Host Jones Angell prefaced that Coach Williams was not allowed to speak about any specific players by name until after they've signed, and Williams didn't.
But he did speak about the new trend of re-classifying, which just this year has affected UNC when talking about guys like Noah Vonleh and Andrew Wiggins.
"It does make it tougher (with guys reclassifying)," Williams said.
And although he didn't mention him specifically by name, it sounded like Williams was speaking of Vonleh when mentioning how re-classifications are making his job a little more difficult.
"We were recruiting one youngster, and it was really going to fall into place. We really wanted him and because of who was in our program, and who was coming in, it would have been a natural progression for us. And then all of a sudden he re-classified and it wasn't going to be quite as good of a fit."
"You can't change it. It's the culture we're in. And as much as I hate to say it, people are trying to get older quicker, or the bottom line is, they're trying to figure out how they can get to the NBA and make big money quicker. And that's so sad."
"Kids should enjoy their time to be kids, and it's one of the most difficult things in my position," Williams added.
Williams is an old-school coach who is fond of the past, and he remembers a time when just the chance to get to go to college was a huge deal for most prospects and their families.
"I can remember when I first started out as Coach (Dean) Smith's assistant that some guys were so thrilled to get a college scholarship. Now we're a bus stop on the way to something else," he said.
"People are re-classifying so they can start their calendar, their clock, a little bit faster for the NBA. It has absolutely nothing to do with college. They're thinking about that money, that ring."
Williams isn't a huge fan of the NBA's one-year rule before colleges will allow prospects to declare for the professional league, but added that it's not a perfect rule.
Some guys should have the chance to leave after high school, while others have shown they needed more time. In the end, it's an individual situation and not an easy solution that can please everybody.
"I thought at one point with the new collective bargaining agreement with the NBA, that we had a chance to maybe have two years of college before you go. I think it could help. I don't think it will ever be adopted," Williams said.

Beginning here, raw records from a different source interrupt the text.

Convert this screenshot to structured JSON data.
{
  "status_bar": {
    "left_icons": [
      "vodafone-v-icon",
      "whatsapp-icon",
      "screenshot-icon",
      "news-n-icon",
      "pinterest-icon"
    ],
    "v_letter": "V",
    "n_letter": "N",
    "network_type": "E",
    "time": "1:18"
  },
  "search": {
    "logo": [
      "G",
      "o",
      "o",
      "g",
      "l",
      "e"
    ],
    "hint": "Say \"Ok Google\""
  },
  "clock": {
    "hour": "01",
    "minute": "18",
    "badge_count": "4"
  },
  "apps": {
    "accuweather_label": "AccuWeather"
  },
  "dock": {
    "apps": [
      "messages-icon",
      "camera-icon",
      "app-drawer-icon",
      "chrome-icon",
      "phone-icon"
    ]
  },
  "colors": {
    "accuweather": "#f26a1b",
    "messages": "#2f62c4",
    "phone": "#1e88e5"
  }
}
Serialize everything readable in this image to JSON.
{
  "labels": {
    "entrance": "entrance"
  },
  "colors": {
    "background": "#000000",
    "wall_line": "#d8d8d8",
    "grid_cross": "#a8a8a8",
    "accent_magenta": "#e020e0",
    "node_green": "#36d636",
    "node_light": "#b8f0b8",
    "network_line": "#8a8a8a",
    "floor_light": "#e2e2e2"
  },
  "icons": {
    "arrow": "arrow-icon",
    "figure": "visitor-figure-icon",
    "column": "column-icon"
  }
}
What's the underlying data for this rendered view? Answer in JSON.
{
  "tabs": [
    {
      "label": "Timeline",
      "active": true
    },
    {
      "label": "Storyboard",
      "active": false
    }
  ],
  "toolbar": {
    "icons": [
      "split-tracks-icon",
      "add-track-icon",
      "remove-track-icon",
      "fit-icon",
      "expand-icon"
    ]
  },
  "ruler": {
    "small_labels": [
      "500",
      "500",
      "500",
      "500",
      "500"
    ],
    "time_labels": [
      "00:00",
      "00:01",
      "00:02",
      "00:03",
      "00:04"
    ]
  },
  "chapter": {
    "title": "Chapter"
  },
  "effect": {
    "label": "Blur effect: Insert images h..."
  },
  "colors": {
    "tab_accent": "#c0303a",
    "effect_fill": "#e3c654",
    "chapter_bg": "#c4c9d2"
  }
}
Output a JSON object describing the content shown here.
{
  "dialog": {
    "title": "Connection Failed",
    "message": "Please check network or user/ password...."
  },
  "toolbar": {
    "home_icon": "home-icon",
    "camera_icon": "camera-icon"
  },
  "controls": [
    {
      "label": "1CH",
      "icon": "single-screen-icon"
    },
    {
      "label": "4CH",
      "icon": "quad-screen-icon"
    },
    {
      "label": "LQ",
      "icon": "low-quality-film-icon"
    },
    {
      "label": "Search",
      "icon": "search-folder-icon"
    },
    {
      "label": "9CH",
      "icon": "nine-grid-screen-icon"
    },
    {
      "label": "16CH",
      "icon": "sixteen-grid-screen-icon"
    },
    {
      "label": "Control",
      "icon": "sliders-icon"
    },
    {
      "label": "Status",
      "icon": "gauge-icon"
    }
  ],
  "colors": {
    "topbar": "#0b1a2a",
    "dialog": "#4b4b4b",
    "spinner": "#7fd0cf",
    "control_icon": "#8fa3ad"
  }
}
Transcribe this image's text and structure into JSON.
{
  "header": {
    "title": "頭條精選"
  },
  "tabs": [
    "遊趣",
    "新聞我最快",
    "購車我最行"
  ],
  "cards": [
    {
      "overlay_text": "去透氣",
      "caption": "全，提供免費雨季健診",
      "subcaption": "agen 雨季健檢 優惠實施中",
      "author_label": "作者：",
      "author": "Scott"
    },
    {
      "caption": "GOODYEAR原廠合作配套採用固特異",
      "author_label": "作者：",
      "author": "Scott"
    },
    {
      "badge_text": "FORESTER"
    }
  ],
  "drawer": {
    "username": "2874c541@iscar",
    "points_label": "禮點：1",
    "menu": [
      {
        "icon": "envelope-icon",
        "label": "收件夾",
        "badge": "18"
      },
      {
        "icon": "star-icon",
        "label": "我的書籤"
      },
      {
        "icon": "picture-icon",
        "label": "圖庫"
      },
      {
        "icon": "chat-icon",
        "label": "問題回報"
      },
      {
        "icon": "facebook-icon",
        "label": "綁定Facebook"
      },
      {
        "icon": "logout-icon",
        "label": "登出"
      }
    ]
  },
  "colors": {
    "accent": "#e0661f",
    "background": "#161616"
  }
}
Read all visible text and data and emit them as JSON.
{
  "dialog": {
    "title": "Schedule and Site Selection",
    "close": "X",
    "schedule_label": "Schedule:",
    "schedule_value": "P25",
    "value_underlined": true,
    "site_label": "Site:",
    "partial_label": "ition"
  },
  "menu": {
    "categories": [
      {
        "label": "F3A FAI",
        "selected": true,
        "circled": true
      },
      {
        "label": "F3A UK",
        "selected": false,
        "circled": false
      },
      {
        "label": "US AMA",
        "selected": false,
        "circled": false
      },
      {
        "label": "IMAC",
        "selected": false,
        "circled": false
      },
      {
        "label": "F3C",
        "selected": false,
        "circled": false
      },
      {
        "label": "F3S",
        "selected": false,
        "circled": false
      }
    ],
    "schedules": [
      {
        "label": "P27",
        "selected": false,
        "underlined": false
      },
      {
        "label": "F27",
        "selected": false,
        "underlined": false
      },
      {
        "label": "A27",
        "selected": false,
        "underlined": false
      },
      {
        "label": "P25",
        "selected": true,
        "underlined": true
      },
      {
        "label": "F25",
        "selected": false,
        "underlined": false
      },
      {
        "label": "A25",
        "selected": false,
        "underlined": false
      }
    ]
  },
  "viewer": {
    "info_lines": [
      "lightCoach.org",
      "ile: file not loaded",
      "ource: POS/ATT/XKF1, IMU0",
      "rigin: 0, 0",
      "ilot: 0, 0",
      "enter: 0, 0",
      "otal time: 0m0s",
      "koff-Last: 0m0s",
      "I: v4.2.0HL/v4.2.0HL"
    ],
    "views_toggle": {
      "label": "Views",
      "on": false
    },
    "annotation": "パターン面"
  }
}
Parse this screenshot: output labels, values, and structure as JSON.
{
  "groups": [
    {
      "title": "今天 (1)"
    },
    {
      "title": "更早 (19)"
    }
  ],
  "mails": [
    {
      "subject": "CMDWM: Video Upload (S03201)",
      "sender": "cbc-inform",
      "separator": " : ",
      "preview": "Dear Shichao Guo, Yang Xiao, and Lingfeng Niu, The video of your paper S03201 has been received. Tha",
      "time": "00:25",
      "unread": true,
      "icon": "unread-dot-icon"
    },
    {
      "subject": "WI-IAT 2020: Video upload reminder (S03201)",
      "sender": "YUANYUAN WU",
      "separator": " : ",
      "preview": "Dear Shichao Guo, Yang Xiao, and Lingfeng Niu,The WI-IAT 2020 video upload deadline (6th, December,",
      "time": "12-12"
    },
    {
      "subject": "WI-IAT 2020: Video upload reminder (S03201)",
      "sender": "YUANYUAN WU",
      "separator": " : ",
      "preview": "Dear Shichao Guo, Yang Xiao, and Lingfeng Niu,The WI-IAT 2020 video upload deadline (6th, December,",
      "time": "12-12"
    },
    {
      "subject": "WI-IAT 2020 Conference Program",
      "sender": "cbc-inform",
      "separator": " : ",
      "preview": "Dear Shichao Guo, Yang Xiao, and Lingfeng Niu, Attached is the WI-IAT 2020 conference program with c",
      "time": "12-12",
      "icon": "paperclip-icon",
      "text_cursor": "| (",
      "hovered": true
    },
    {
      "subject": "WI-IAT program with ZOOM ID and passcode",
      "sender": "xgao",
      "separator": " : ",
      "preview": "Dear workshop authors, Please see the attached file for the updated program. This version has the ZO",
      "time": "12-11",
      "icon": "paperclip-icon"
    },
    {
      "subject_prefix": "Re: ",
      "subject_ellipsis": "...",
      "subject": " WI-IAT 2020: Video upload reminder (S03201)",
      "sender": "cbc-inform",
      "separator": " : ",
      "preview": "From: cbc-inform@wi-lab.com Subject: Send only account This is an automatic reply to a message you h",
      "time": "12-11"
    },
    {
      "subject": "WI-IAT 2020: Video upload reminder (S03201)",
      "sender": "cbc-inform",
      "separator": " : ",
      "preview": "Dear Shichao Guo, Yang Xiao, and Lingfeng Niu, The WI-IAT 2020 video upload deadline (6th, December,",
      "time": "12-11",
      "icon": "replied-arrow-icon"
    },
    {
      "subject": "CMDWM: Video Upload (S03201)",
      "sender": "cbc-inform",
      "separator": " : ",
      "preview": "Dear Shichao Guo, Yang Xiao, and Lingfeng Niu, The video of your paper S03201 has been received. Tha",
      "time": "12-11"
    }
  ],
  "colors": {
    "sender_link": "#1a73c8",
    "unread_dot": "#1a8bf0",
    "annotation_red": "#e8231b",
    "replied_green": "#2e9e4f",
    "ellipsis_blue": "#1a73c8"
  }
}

"I just don't think our culture is ever going to let that happen. Everyone is afraid of going to court and the whole bit."
"The NBA, the players, and their collective bargaining agreement, they're the only ones that can do something with that (the age limit). Again, I thought we had a chance with that last collective bargaining agreement, but it was never brought up on the table."
"For us, I truly believe that if kids went to college for two years, that would have been better. I don't think that two years of college would have hurt LeBron (James) or Kobe (Bryant) or any of those guys, but the decision they made was great for them. I think you should look at it individually."
"To me, it's just a shame that everybody is trying to be an adult so fast. And personally, I think the NBA would be better off themselves with a two-year commitment. It's not a perfect rule for anybody."
UNC has missed out on a few big-time prospects in recent weeks, including Julius Randle, who didn't include the Tar Heels on his latest cut, as well as Troy Williams and Vonleh, who both committed to Indiana.
Williams was asked whether his recent scare with possible kidney cancer was a negative that hurt recruiting, but he says there's been more negative backlash from some of the things that have been printed about some of UNC's other issues.
"I really don't feel that way myself (that my health scare hurt recruiting)," Williams said.
"The junk that's being going on on campus has been discussed, and that's something that's hurt us. But it is what it is. I'm not going to say I'm going to coach for 99 more years, and I'm not going to come out and say I'm going to retire tomorrow."